### YOUR GOAL
These records must be written out again exactly.

### DATA UNDER STUDY
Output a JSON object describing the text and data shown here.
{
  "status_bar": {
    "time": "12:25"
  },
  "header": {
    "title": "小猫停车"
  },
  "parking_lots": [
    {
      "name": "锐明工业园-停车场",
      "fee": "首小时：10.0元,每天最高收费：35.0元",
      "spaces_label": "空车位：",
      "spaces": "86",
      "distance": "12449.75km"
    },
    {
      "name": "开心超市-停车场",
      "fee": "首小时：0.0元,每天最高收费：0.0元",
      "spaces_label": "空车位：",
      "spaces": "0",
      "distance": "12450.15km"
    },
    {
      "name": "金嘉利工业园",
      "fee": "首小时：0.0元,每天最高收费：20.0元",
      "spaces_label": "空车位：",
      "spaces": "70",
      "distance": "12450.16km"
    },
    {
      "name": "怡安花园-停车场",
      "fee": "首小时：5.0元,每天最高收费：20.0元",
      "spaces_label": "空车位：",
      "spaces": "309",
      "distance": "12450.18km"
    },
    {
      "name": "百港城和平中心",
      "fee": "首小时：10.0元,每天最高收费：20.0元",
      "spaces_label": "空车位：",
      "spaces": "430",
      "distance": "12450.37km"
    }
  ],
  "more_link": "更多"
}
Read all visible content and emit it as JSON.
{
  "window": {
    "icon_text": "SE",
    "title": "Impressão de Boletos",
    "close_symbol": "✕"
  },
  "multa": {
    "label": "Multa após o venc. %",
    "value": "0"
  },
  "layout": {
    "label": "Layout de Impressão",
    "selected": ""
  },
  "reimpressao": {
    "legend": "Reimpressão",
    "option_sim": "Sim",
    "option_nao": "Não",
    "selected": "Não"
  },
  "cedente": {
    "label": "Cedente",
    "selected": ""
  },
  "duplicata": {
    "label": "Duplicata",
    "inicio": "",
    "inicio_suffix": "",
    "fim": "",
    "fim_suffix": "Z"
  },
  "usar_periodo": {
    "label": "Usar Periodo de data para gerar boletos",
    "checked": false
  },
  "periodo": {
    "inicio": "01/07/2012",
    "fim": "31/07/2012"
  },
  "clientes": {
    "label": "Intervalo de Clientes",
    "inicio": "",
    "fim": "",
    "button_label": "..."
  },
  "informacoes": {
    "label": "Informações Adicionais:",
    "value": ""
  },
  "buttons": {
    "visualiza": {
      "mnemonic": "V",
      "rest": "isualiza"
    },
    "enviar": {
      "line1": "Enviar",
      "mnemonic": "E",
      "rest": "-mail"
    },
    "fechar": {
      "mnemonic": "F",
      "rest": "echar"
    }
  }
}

### ANSWER SPACE
Output a JSON object describing the text and data shown here.
{
  "status_bar": {
    "time": "12:25"
  },
  "header": {
    "title": "小猫停车"
  },
  "parking_lots": [
    {
      "name": "锐明工业园-停车场",
      "fee": "首小时：10.0元,每天最高收费：35.0元",
      "spaces_label": "空车位：",
      "spaces": "86",
      "distance": "12449.75km"
    },
    {
      "name": "开心超市-停车场",
      "fee": "首小时：0.0元,每天最高收费：0.0元",
      "spaces_label": "空车位：",
      "spaces": "0",
      "distance": "12450.15km"
    },
    {
      "name": "金嘉利工业园",
      "fee": "首小时：0.0元,每天最高收费：20.0元",
      "spaces_label": "空车位：",
      "spaces": "70",
      "distance": "12450.16km"
    },
    {
      "name": "怡安花园-停车场",
      "fee": "首小时：5.0元,每天最高收费：20.0元",
      "spaces_label": "空车位：",
      "spaces": "309",
      "distance": "12450.18km"
    },
    {
      "name": "百港城和平中心",
      "fee": "首小时：10.0元,每天最高收费：20.0元",
      "spaces_label": "空车位：",
      "spaces": "430",
      "distance": "12450.37km"
    }
  ],
  "more_link": "更多"
}
Read all visible content and emit it as JSON.
{
  "window": {
    "icon_text": "SE",
    "title": "Impressão de Boletos",
    "close_symbol": "✕"
  },
  "multa": {
    "label": "Multa após o venc. %",
    "value": "0"
  },
  "layout": {
    "label": "Layout de Impressão",
    "selected": ""
  },
  "reimpressao": {
    "legend": "Reimpressão",
    "option_sim": "Sim",
    "option_nao": "Não",
    "selected": "Não"
  },
  "cedente": {
    "label": "Cedente",
    "selected": ""
  },
  "duplicata": {
    "label": "Duplicata",
    "inicio": "",
    "inicio_suffix": "",
    "fim": "",
    "fim_suffix": "Z"
  },
  "usar_periodo": {
    "label": "Usar Periodo de data para gerar boletos",
    "checked": false
  },
  "periodo": {
    "inicio": "01/07/2012",
    "fim": "31/07/2012"
  },
  "clientes": {
    "label": "Intervalo de Clientes",
    "inicio": "",
    "fim": "",
    "button_label": "..."
  },
  "informacoes": {
    "label": "Informações Adicionais:",
    "value": ""
  },
  "buttons": {
    "visualiza": {
      "mnemonic": "V",
      "rest": "isualiza"
    },
    "enviar": {
      "line1": "Enviar",
      "mnemonic": "E",
      "rest": "-mail"
    },
    "fechar": {
      "mnemonic": "F",
      "rest": "echar"
    }
  }
}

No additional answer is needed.